Required action: Find and return every line of the data that contains the word "value".

Data:
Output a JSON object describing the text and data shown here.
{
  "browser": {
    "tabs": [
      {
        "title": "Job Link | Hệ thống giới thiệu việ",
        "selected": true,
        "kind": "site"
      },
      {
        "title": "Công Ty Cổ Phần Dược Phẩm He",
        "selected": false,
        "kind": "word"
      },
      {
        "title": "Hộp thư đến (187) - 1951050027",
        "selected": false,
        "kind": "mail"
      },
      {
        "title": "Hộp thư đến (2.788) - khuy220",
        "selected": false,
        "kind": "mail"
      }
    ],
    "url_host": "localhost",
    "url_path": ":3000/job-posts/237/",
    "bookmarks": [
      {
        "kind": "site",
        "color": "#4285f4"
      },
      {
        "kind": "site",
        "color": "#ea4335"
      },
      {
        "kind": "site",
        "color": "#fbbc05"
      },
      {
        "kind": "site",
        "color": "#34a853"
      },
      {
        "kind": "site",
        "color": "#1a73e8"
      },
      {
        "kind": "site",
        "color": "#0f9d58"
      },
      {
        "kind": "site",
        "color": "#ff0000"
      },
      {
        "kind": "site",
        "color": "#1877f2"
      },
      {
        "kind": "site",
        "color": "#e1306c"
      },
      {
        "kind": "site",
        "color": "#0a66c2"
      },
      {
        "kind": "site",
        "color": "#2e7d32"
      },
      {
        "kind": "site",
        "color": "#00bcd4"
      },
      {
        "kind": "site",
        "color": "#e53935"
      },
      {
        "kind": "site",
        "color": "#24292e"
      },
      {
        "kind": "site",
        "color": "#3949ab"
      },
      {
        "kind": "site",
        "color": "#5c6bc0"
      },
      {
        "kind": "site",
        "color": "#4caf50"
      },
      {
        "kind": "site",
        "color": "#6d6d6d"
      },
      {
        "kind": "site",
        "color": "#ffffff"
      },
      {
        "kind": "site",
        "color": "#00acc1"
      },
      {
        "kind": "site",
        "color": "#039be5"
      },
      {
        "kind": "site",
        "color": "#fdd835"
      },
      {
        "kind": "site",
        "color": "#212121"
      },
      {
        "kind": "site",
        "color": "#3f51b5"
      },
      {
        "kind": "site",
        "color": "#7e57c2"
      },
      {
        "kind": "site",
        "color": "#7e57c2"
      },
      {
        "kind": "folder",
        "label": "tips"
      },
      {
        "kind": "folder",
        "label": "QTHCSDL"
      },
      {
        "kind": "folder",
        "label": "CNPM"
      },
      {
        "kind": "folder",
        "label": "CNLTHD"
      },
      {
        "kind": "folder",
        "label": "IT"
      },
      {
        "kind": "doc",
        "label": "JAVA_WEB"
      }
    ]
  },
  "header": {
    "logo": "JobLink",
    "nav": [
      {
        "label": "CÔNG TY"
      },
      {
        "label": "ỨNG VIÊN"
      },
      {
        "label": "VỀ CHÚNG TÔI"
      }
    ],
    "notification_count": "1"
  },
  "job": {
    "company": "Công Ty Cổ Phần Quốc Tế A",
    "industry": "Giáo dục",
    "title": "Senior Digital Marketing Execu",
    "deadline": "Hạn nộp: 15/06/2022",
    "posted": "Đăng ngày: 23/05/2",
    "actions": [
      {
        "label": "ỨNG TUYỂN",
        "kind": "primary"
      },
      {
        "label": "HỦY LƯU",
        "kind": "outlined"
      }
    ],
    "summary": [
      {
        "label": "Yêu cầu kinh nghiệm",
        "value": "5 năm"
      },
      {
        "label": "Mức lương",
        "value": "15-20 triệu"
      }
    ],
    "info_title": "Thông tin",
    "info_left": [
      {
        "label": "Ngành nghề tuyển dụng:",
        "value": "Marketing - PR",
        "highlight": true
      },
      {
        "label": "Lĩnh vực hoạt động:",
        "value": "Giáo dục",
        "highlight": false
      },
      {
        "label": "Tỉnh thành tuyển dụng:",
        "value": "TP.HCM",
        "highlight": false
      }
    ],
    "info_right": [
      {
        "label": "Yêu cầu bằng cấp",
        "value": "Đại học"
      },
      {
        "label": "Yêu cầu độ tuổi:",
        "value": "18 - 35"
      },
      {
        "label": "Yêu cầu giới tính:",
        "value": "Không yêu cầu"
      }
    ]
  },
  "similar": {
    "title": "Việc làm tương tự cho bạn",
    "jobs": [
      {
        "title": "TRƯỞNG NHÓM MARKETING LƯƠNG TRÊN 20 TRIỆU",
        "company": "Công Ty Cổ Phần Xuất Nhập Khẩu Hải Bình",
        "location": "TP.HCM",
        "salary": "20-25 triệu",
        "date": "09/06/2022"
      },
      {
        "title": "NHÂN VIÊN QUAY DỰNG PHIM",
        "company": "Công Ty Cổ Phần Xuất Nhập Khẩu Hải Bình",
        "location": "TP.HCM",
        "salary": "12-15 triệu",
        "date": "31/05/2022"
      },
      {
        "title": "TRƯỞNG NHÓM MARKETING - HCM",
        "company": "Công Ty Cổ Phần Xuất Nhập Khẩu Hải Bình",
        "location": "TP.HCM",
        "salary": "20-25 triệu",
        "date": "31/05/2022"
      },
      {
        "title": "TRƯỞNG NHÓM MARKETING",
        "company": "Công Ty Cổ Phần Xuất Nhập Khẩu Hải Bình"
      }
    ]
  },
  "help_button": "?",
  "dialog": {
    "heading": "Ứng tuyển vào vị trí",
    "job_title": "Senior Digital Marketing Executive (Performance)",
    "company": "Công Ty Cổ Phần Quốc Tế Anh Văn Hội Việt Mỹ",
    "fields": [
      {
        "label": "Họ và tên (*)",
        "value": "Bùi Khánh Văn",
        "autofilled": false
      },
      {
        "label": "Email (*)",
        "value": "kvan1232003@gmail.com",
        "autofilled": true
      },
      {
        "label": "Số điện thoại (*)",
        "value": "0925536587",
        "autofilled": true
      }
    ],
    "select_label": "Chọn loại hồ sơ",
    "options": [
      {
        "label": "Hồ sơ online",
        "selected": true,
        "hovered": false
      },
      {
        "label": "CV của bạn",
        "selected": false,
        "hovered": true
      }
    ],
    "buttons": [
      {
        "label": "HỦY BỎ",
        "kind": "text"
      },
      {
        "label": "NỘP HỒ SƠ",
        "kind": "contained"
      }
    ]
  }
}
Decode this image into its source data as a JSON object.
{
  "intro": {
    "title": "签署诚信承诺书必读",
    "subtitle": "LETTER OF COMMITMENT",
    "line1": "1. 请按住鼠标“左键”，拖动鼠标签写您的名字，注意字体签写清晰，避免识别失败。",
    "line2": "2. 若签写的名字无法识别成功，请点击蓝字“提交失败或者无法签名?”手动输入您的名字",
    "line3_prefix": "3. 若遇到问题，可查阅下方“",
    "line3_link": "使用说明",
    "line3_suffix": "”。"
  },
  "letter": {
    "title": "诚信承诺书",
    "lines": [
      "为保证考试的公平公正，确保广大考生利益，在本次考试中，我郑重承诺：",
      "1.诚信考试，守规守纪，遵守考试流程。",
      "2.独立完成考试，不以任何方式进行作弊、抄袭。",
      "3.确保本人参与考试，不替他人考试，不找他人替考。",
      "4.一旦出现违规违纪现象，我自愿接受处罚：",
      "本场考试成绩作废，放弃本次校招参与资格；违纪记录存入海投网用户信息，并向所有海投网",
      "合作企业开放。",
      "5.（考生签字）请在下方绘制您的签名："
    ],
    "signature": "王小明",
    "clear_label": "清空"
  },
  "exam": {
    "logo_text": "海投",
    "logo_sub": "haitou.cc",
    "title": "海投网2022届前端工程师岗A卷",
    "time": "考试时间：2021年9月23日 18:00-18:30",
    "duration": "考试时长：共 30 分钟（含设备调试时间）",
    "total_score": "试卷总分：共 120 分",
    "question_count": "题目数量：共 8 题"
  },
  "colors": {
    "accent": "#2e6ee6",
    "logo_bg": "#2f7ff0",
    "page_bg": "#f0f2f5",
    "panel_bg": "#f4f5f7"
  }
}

Answer box:
        "value": "5 năm"
        "value": "15-20 triệu"
        "value": "Marketing - PR",
        "value": "Giáo dục",
        "value": "TP.HCM",
        "value": "Đại học"
        "value": "18 - 35"
        "value": "Không yêu cầu"
        "value": "Bùi Khánh Văn",
        "value": "kvan1232003@gmail.com",
        "value": "0925536587",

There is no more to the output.